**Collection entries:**
------
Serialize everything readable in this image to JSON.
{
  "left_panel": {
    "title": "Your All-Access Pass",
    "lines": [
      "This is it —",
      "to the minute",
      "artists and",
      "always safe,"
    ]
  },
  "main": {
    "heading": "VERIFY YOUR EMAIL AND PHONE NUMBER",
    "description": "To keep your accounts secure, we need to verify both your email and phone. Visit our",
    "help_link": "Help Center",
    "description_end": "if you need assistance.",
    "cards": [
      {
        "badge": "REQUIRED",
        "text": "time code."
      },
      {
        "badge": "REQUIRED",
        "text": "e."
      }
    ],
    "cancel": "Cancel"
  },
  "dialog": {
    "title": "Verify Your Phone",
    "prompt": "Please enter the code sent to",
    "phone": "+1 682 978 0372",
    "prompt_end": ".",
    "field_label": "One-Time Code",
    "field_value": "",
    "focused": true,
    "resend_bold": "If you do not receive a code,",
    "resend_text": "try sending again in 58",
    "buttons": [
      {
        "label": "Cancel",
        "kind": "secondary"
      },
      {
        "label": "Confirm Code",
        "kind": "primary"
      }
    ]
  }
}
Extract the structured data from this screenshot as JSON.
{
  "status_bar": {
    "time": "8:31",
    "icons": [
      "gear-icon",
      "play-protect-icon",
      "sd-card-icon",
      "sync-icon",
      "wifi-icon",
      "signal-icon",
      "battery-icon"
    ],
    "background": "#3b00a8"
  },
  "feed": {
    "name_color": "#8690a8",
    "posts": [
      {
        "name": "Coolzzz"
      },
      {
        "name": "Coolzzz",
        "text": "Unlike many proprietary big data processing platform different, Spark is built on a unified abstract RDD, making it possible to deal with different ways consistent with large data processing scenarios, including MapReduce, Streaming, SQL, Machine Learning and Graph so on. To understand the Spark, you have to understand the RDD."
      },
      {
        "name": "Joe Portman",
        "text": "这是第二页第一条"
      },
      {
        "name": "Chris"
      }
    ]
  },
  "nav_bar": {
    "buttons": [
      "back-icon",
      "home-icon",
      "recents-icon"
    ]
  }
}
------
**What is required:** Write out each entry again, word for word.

**Reply:**
Serialize everything readable in this image to JSON.
{
  "left_panel": {
    "title": "Your All-Access Pass",
    "lines": [
      "This is it —",
      "to the minute",
      "artists and",
      "always safe,"
    ]
  },
  "main": {
    "heading": "VERIFY YOUR EMAIL AND PHONE NUMBER",
    "description": "To keep your accounts secure, we need to verify both your email and phone. Visit our",
    "help_link": "Help Center",
    "description_end": "if you need assistance.",
    "cards": [
      {
        "badge": "REQUIRED",
        "text": "time code."
      },
      {
        "badge": "REQUIRED",
        "text": "e."
      }
    ],
    "cancel": "Cancel"
  },
  "dialog": {
    "title": "Verify Your Phone",
    "prompt": "Please enter the code sent to",
    "phone": "+1 682 978 0372",
    "prompt_end": ".",
    "field_label": "One-Time Code",
    "field_value": "",
    "focused": true,
    "resend_bold": "If you do not receive a code,",
    "resend_text": "try sending again in 58",
    "buttons": [
      {
        "label": "Cancel",
        "kind": "secondary"
      },
      {
        "label": "Confirm Code",
        "kind": "primary"
      }
    ]
  }
}
Extract the structured data from this screenshot as JSON.
{
  "status_bar": {
    "time": "8:31",
    "icons": [
      "gear-icon",
      "play-protect-icon",
      "sd-card-icon",
      "sync-icon",
      "wifi-icon",
      "signal-icon",
      "battery-icon"
    ],
    "background": "#3b00a8"
  },
  "feed": {
    "name_color": "#8690a8",
    "posts": [
      {
        "name": "Coolzzz"
      },
      {
        "name": "Coolzzz",
        "text": "Unlike many proprietary big data processing platform different, Spark is built on a unified abstract RDD, making it possible to deal with different ways consistent with large data processing scenarios, including MapReduce, Streaming, SQL, Machine Learning and Graph so on. To understand the Spark, you have to understand the RDD."
      },
      {
        "name": "Joe Portman",
        "text": "这是第二页第一条"
      },
      {
        "name": "Chris"
      }
    ]
  },
  "nav_bar": {
    "buttons": [
      "back-icon",
      "home-icon",
      "recents-icon"
    ]
  }
}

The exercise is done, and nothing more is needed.